# [EXERCISE OBJECTIVE]
In the listing below, which lines contain the string "legend"? Copy them all.

# [RECORDS]
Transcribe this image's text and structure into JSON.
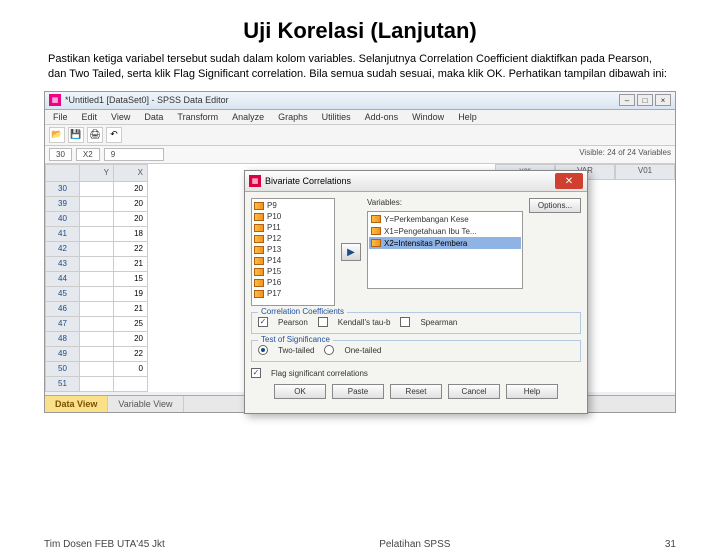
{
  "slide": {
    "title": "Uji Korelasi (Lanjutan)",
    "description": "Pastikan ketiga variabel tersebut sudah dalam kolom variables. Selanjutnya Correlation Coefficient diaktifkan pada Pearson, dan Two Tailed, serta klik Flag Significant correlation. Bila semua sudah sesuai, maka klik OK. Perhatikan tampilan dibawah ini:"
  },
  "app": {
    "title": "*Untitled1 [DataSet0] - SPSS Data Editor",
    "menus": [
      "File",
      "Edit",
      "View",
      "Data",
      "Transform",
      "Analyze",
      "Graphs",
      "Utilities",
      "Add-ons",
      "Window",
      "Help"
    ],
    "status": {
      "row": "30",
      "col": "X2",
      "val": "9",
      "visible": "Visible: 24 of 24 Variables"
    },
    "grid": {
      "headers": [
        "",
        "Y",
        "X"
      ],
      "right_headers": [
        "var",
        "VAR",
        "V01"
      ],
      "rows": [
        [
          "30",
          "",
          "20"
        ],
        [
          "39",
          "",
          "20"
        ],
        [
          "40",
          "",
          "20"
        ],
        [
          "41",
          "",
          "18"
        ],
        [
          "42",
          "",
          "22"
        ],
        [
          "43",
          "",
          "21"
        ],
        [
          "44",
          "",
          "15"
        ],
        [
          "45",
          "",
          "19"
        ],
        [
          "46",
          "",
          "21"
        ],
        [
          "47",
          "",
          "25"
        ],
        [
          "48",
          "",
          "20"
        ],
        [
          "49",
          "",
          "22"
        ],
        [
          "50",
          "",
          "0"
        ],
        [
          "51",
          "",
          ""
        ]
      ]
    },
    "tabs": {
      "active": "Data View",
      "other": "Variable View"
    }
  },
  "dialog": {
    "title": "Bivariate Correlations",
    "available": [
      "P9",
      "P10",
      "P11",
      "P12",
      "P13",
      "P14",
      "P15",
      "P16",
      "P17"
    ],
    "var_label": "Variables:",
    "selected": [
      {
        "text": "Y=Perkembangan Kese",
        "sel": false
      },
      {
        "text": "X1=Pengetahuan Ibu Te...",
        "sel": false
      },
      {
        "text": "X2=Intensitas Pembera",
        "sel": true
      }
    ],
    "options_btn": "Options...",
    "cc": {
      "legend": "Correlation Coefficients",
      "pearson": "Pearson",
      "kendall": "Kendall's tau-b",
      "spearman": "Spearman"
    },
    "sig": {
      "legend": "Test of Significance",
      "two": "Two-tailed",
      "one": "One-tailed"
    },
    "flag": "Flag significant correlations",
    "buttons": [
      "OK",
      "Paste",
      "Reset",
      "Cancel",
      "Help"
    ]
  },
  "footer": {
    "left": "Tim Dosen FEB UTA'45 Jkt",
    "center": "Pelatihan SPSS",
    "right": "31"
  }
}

# [RESULT FOR THIS EXERCISE]
      "legend": "Correlation Coefficients",
      "legend": "Test of Significance",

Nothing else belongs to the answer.